Category Archives: Plants & People

Marry A Tree To Save It From Deforestation

he ceremonies are known as the “marry a tree” ritual and is being held and supported by an organization named Bedani. “I think more than 30 people got married here, men and women, who freely said ‘yes’ to their tree. The commitment is more than a symbolic wedding – it is also a commitment that is spiritual and action-oriented,” (Click on title for full story.)

Neighbor Sues Over Walnuts Falling On Cars. Court Protects Rights Of Walnuts

Walnut trees may shed their nuts, judges in the court concluded, adding that this autumnal occurrence is “a fact of nature” and must be tolerated. (Click on title for full story.)

The Lost Peoples And Lost Crops Of North America Rediscovered

Over 2,000 years ago in North America, indigenous people domesticated plants that are now part of our everyday diets, such as squashes and sunflowers. But they also bred crops that have since returned to the wild. These include erect knotweed (not to be confused with its invasive cousin, Asian knotweed), goosefoot, little barley, marsh elder, and maygrass. We haven’t simply lost a few plant strains: an entire cuisine with its own kinds of flavors and baked goods has simply disappeared. (Click on title for full story.)

The Nazi Botanist, His Murder And The International Conspiracy To Eradicate Coco

In Mendoza the police file on the case has long since disappeared, and in Ugarteche only rumors remain — of a pickup seen lurking at Condor Huasi and the arrival and departure of two Bolivians that day from the nearby airport. But, according to Cabrera at least, the long career of Nazi Germany’s top botanist was on the cusp of a dramatic final act before he was cut down. “Heinz was very close,” he says. “Everything was ready; we were going to eliminate coca.” (Click on title for full story.)

To Improve Students’ Engagement In Lessons, Take Them Outside

This study is the first to our knowledge to directly examine the effects of lessons in nature on subsequent classroom engagement. We found higher levels of classroom engagement after lessons in nature than after carefully matched classroom-based counterparts; these differences could not be explained by differences in teacher, instructional approach, class (students, classroom, and class size), time of year, or time of day, nor the order of the indoor and outdoor lessons on a given topic. It would seem that lessons in nature boost subsequent classroom engagement, and boost it a great deal; after a lesson in nature, teachers were able to teach for almost twice as long without having to interrupt instruction to redirect students’ attention. This nature advantage persisted across 10 different weeks and lesson topics, and held not only for a teacher with positive expectations for nature-based lessons but also for a teacher who anticipated negative effects of such lessons.
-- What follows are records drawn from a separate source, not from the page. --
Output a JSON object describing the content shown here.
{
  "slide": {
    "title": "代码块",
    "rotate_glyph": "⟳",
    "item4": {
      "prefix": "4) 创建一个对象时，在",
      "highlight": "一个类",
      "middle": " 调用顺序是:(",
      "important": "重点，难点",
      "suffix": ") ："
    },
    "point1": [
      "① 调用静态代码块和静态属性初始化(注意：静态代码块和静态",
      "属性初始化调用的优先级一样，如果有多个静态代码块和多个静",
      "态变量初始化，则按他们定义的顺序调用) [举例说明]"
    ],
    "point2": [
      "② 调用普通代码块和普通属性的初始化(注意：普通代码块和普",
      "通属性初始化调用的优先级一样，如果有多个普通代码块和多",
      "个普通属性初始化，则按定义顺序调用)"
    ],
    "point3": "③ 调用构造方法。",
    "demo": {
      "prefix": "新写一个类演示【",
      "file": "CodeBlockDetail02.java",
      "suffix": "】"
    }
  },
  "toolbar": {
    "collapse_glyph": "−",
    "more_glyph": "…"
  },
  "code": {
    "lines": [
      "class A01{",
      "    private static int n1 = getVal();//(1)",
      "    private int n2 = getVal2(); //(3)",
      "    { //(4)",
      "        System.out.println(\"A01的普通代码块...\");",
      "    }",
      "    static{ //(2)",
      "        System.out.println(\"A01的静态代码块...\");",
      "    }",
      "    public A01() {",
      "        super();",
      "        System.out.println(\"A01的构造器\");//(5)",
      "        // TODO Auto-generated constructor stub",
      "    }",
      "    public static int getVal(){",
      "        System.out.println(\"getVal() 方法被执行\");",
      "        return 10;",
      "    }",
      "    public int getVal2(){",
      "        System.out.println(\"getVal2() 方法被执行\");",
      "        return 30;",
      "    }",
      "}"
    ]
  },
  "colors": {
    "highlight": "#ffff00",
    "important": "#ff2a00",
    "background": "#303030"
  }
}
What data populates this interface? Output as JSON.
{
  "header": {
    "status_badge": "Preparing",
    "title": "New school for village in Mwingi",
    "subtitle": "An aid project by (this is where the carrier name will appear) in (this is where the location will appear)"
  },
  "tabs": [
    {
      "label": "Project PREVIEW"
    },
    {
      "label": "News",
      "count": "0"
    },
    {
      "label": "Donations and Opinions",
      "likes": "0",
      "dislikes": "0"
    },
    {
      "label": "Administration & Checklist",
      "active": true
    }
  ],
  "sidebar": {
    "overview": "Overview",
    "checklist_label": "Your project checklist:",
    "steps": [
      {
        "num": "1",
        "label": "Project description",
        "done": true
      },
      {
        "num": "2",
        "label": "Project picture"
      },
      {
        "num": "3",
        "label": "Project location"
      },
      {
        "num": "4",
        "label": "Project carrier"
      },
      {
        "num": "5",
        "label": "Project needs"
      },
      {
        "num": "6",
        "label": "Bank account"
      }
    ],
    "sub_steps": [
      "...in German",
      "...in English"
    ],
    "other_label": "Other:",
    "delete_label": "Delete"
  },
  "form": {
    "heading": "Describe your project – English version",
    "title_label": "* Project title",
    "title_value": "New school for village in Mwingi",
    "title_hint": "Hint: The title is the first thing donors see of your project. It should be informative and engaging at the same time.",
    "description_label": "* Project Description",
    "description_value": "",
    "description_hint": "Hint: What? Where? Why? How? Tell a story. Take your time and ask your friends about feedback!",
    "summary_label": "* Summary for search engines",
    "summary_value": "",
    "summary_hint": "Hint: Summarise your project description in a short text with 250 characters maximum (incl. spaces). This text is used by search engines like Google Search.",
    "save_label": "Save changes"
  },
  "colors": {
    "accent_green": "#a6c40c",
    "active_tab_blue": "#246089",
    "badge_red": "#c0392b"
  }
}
The findings here suggest that lessons in nature allow students to simultaneously learn classroom curriculum while rejuvenating their capacity for learning, or “refuel in flight.” (Click on title for full story.)
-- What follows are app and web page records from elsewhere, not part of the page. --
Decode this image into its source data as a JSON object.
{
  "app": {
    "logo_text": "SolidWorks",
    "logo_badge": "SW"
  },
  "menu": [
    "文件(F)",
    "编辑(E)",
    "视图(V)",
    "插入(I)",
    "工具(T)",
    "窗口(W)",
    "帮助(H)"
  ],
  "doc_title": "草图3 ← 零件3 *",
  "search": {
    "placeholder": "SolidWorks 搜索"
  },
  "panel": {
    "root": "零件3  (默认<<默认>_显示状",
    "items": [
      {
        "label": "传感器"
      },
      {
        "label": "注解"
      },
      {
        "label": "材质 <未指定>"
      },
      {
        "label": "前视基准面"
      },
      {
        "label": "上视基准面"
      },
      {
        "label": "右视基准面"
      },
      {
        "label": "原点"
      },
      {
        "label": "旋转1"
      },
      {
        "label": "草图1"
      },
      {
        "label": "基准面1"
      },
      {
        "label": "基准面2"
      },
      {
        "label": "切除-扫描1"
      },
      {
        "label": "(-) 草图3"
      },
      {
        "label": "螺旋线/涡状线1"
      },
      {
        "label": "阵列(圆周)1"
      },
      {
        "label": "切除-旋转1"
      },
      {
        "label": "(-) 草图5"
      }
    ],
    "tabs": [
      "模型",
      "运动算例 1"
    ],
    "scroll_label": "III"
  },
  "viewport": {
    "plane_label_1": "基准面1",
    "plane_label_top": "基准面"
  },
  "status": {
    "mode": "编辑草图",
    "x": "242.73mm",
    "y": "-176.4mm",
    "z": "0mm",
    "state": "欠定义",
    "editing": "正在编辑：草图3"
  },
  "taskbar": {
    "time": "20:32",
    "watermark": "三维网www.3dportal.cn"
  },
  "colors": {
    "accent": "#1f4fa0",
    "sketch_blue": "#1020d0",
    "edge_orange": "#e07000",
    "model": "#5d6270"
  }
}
Irrigation Technique To Farm Arid Lands Passed Along The Ancient Silk Road From Lebanon To China’s Desert

Small-scale irrigation systems similar to MGK were established at the Geokysur river delta oasis in southeast Turkmenistan about 3,000 B.C. and further west at the Tepe Gaz Tavila settlement in Iran about 5,000 B.C. The Wadi Faynan farming community, established in a desert environment in southern Jordan during the late Bronze Age, has an irrigation system nearly identical to the one at MGK, including boulder-constructed canals, cisterns and field boundaries. (Click on title for full story.)
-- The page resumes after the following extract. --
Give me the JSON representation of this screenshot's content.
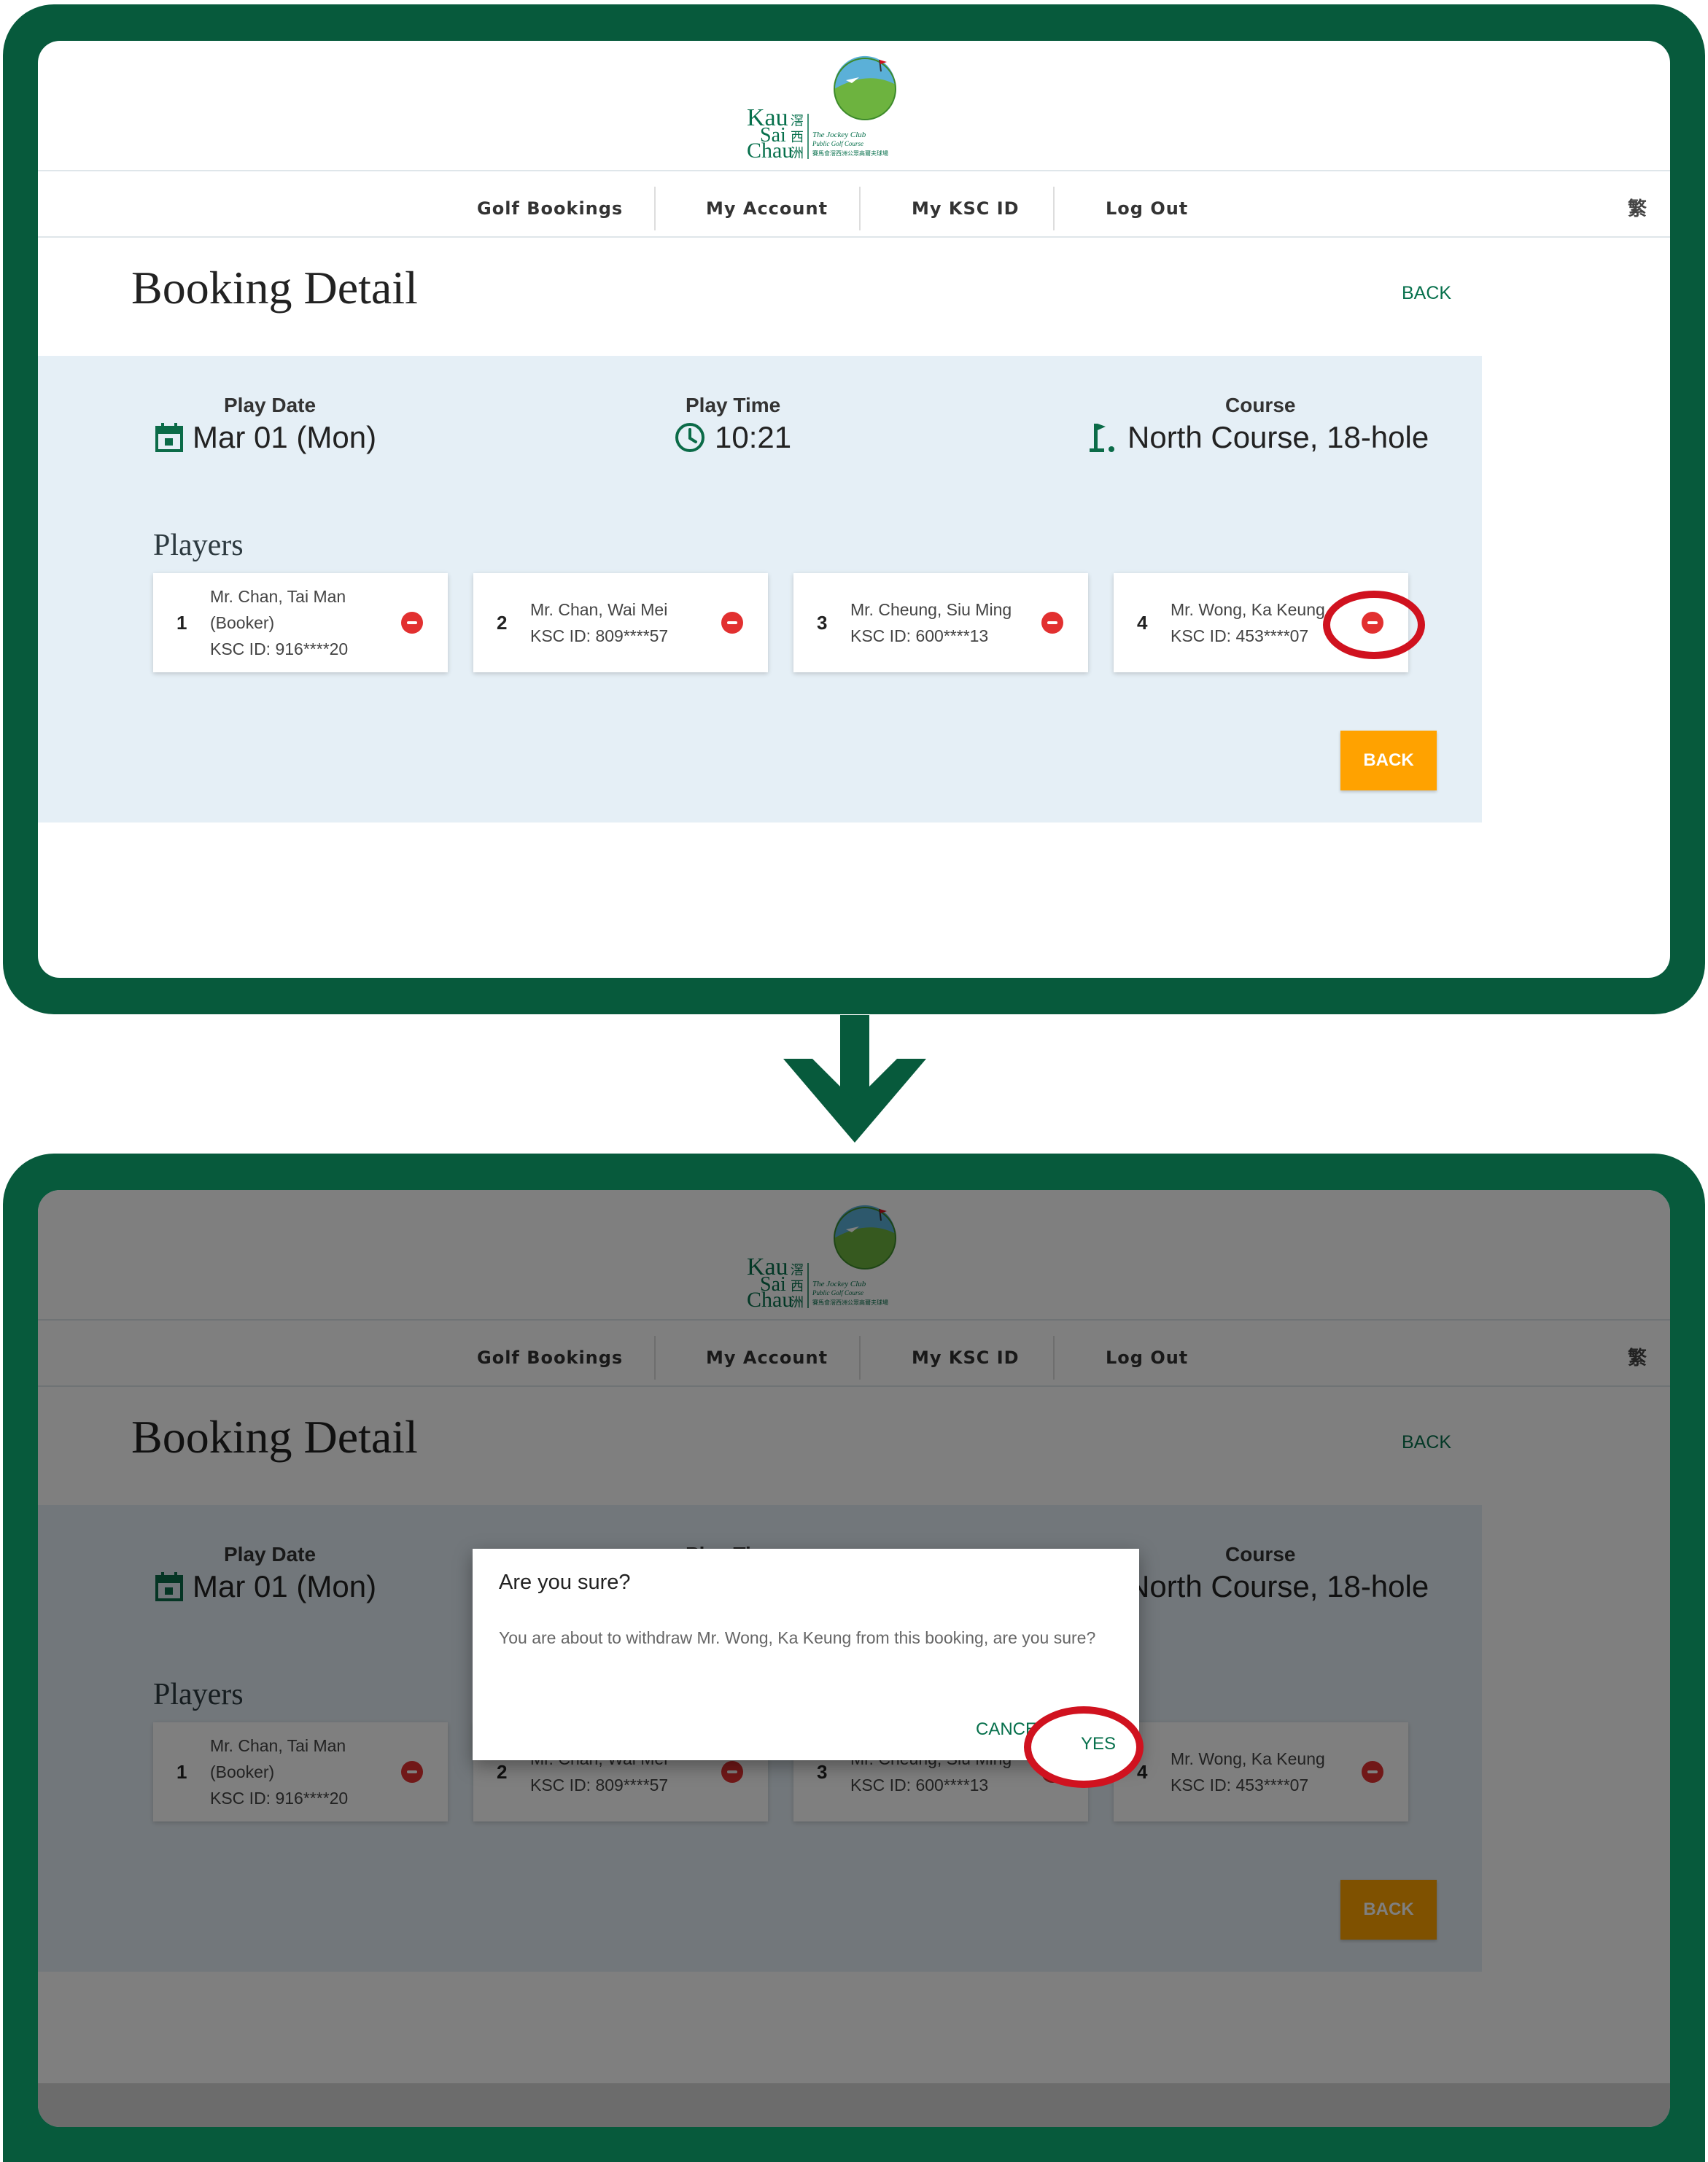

Did Wine Making Begin In Neolithic Georgia?

The oldest of these jars came from 8,000 years ago. It’s the earliest artifact ever found showing humans consuming juice from the Eurasian grapes that are the foundation of today’s wine industry. (Click on title for full story.)

Aboriginal People Moved Valued Plant Species Around Australia As They Traveled

Newly published DNA research from a team of scientists and indigenous collaborators upturns botanical history, pointing to a vast and unacknowledged human influence in the distribution of Australia’s native plants. (Click on title for full story.)

Troubled Vets Find Their Way Home Through Botanical Garden Program

In his 20 years in the Navy, Joseph deployed five times and saw dozens of friends die. “I relive those incidents in my head every day. So the garden kinda puts that in peace when I walk, when I walk thought the front gate it really puts my mind at ease. It takes away the darkness and brings some lightness. I used to have migraines all the time and I’m down to one or two a month. And I think that’s due in part to constantly working the garden,” Joseph said. (Click on title for full story.)

With Cacao Crops Threatened Can Jackfruit Be Chocolate’s Replacement?

Jackfruit seeds are a waste product that can be fermented, roasted and converted to flour imparting a chocolate aroma, according to research. (Click on title for full story.)